#FreeThemAll week of Action Continues today
Drawing connections between immigrant detention and mass incarceration.
As part of this work, there is a webinar being offered this afternoon, put together by several organizations working on decarceration in the context of the threat of COVID-19 to those behind bars.
You can also help to amplify social media posts from Detention Watch Network and local partners.
- View DWN’s most recent social media posts (Facebook, Twitter, Instagram) and follow steps from each local campaign’s call to action targeting local law enforcement
- Amplify each local campaign’s call to action from your own social media platforms and use #FreeThemAll
Some related news....
Federal Prisons go on total lock down (from CNN)
The US federal prison system will move to a heightened state of lockdown as it fights the spread of coronavirus behind bars, the Bureau of Prisons announced.
Beginning Wednesday, inmates will be confined to their cells for a two-week period, with exceptions for certain programs and services like mental health treatment and education.Limited group gatherings -- like access to prison stores, laundry, showers and the telephone -- will be "afforded to the extent practical," the agency said.
The strict protocols come just days after the first coronavirus death in the federal prison system -- at a Louisiana prison over the weekend. As of Monday, there were 28 inmates in federal custody with confirmed coronavirus diagnoses, in addition to 24 agency employees.
Rikers Island: More than 300 cases, 2 staff have died
[T]he rate of infection in the city jails has continued to climb, and by Monday, 167 inmates, 114 correction staff and 23 health workers had tested positive. Two correction staff members have died and a “low number” of inmates have been hospitalized, officials said.
More than 800 inmates are being held in isolation or in quarantined groups because someone in their jailhouse tested positive for the virus, the president of the correction officers union said. A medical building that includes the only contagious disease unit on Rikers Island is now full of sick detainees, officials said. The unit has 88 beds.
Fear of the virus has grown among inmates and correction officers, several said in interviews. Some incarcerated people have refused to do the work assigned to them or have started disturbances, demanding more cleaning supplies and masks. Others said that correction officers who are assigned to taking people to clinics have ignored their requests for medical attention. Some correction officers said they did not have the necessary equipment to protect themselves from the virus, and that they had received little guidance from leadership.
End deportation flights!
In addition to demanding release of people incarcerated in this country, we are also demanding that ICE end enforcement actions that put communities at risk. Of crucial importance is the need to end deportation flights to Central America. Here is a petition from LAWG making that demand, and some related news articles below it.
Latin American Working Group Petition on Deportations, To Trump and DHS Acting Head Chad Wolf

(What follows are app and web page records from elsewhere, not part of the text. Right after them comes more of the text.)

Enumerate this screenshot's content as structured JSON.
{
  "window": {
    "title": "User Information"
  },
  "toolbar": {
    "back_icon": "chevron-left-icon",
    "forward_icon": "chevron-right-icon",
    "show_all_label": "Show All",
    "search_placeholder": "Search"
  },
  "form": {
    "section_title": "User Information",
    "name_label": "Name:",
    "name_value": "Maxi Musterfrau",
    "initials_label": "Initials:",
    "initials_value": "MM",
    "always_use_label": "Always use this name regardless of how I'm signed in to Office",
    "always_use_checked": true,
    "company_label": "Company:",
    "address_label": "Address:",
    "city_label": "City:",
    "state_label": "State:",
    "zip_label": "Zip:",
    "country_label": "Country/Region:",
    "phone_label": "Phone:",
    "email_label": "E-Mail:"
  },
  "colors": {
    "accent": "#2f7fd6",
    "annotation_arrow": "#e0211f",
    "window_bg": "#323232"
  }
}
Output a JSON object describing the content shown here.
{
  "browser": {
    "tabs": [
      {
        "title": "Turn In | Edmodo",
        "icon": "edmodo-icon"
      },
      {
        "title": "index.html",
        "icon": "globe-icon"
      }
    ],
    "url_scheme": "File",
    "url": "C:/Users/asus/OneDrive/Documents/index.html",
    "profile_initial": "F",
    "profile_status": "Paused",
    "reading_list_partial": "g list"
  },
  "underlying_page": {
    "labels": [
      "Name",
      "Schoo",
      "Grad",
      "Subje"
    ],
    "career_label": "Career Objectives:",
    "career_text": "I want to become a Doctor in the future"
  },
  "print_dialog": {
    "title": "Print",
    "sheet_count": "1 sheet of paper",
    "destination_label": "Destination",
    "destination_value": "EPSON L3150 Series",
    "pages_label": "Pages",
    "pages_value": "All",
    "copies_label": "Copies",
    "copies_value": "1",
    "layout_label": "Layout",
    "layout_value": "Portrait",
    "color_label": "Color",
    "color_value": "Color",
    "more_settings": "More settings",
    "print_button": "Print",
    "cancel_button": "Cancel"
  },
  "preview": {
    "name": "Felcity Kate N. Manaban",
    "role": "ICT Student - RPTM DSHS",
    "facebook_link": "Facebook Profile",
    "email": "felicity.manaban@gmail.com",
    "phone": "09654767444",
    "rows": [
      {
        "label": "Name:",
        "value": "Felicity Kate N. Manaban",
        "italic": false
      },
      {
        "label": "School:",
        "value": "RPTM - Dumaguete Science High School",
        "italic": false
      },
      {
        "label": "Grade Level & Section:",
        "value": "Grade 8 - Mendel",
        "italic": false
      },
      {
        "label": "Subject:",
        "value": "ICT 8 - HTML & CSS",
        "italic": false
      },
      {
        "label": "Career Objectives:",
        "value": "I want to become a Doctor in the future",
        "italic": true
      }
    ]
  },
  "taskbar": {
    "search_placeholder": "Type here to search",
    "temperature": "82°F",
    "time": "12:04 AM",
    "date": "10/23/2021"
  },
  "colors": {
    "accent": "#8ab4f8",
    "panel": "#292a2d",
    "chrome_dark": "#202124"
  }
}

We ask you to immediately stop the deportations of women, men, and children to Mexico and Central America. This is a global health crisis that requires urgent public health responses. Deporting people back to their countries or to countries they do not even know without adequate medical screenings when travel is restricted worldwide is inhumane and dangerous. Central American nations are especially ill-prepared to handle the pandemic even without these continued deportations. Closing the U.S. border to asylum seekers and returning them to wait in refugee camps in Mexico puts them at grave risk.
We urge you to stop deportations and these policies once and for all, and instead screen and process those seeking protections at our border humanely and fairly. U.S. policies must ensure the health and safety of all our communities during this public health crisis, and not send the most vulnerable away. Now is the time for unity and compassion, not division and fear.
Deportations to Central America threaten to spread COVID-19 (The Nation)
For detained immigrants, the threat of deportation—now during a pandemic—still looms. The administration has seemingly doubled down on removals, despite banning international travel from certain countries affected by the virus and trying to shut down the US-Mexico border. In an emergency budget request sent to Congress on March 17, the White House asked for $249 million in ICE funding, some of which would fund deportation flights. “With fewer commercial flight options,” the letter reads, “ICE charter aircraft are needed” so deportations can continue...
Detention and deportation not only increase the risk of transmission for immigrants in ICE custody—they also risk exporting the virus from the United States to countries unprepared to deal with mass outbreaks. Mexico, Guatemala, Honduras, and El Salvador take in thousands of deported nationals every month, and they may be forced to continue doing so even as the pandemic spreads.
Guatemalan Deported from the U.S. tests positive for Coronavirus (Al Jazeera)
A Guatemalan man who was deported from the United States last week has tested positive for the novel coronavirus, the Guatemalan Health Ministry said late on Sunday.
A spokeswoman for the Guatemalan Health Ministry told Al Jazeera the 29-year-old man from Momostenango, Totonicapan, was deported last Thursday on a flight chartered by the US Immigration and Customs Enforcement (ICE) agency. The flight, with at least 40 others on board, originated in Mesa, Arizona, according to the Guatemalan Migration Institute.